● **WHAT IS EXPECTED**: Filter the records below for the word "label". Copy each line that holds it.

Data extracted from a collection
------
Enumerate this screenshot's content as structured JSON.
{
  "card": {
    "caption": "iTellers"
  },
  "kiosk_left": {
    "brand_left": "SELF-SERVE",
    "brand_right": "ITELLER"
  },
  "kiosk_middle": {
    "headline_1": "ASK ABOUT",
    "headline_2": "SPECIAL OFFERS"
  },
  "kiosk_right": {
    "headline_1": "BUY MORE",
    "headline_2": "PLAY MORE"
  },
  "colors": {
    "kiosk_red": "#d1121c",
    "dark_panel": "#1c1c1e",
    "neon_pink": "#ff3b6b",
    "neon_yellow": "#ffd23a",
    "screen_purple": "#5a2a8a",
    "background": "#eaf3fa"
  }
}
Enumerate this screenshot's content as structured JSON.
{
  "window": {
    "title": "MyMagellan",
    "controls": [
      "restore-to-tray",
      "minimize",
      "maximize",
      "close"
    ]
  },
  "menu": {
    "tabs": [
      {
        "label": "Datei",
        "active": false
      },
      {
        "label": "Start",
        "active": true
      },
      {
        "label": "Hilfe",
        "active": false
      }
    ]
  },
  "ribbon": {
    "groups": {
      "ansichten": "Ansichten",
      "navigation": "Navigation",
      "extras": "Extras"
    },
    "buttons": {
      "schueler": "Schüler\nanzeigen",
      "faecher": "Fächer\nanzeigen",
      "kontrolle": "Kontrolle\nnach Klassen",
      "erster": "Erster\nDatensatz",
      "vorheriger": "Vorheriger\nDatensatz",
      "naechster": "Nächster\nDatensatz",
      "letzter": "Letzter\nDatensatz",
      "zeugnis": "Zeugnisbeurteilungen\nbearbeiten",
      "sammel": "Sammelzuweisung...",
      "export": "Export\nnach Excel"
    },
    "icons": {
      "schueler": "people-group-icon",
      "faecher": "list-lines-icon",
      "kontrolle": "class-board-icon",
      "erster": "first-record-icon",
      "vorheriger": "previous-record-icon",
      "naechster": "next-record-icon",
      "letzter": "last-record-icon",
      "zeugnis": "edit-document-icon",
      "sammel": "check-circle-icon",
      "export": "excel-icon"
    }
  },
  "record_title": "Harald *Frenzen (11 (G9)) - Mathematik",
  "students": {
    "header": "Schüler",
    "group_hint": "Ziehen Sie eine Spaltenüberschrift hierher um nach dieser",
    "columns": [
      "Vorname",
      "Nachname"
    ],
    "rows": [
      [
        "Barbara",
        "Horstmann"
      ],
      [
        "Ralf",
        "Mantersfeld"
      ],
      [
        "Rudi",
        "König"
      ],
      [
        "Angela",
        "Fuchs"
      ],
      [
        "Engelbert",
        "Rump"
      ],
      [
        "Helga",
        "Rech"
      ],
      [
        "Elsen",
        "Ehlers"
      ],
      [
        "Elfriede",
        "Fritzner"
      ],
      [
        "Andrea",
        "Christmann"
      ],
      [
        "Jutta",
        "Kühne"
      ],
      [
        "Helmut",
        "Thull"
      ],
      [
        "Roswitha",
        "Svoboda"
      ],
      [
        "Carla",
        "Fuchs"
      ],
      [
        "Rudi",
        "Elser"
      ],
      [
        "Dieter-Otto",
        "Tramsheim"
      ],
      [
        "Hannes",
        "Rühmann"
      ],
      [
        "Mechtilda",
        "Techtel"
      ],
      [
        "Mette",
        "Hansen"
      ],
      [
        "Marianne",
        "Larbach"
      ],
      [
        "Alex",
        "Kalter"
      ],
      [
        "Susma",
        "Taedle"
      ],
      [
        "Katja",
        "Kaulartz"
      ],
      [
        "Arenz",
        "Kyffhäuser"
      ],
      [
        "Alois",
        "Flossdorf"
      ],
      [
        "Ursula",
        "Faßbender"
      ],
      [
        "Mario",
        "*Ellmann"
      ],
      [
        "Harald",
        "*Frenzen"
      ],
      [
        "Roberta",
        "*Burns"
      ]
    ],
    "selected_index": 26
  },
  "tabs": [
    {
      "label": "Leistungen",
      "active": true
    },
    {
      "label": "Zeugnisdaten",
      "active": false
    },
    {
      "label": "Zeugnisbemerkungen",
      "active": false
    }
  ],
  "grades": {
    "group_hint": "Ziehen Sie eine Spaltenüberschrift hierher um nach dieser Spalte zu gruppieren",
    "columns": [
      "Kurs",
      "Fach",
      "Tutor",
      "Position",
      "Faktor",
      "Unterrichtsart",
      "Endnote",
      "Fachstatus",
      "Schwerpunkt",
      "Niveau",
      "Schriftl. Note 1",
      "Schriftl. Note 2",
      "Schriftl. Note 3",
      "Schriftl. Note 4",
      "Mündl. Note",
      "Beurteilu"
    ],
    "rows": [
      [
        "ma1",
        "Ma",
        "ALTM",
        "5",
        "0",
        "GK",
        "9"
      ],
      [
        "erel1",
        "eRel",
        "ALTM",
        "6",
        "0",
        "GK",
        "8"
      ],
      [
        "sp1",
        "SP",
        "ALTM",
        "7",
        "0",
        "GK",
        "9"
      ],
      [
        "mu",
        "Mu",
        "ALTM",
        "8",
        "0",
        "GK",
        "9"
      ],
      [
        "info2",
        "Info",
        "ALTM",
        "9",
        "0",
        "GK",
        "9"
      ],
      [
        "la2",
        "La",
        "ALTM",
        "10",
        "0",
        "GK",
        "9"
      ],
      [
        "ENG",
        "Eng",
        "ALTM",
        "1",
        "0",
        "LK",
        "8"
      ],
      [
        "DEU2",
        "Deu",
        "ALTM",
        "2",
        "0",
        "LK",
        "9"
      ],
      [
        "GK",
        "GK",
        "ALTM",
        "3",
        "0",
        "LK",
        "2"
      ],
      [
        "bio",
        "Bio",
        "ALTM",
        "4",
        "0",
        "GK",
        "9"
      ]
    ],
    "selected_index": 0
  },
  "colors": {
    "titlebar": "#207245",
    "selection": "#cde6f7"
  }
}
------
● **RESULT FOR THIS EXERCISE**:
        "label": "Datei",
        "label": "Start",
        "label": "Hilfe",
      "label": "Leistungen",
      "label": "Zeugnisdaten",
      "label": "Zeugnisbemerkungen",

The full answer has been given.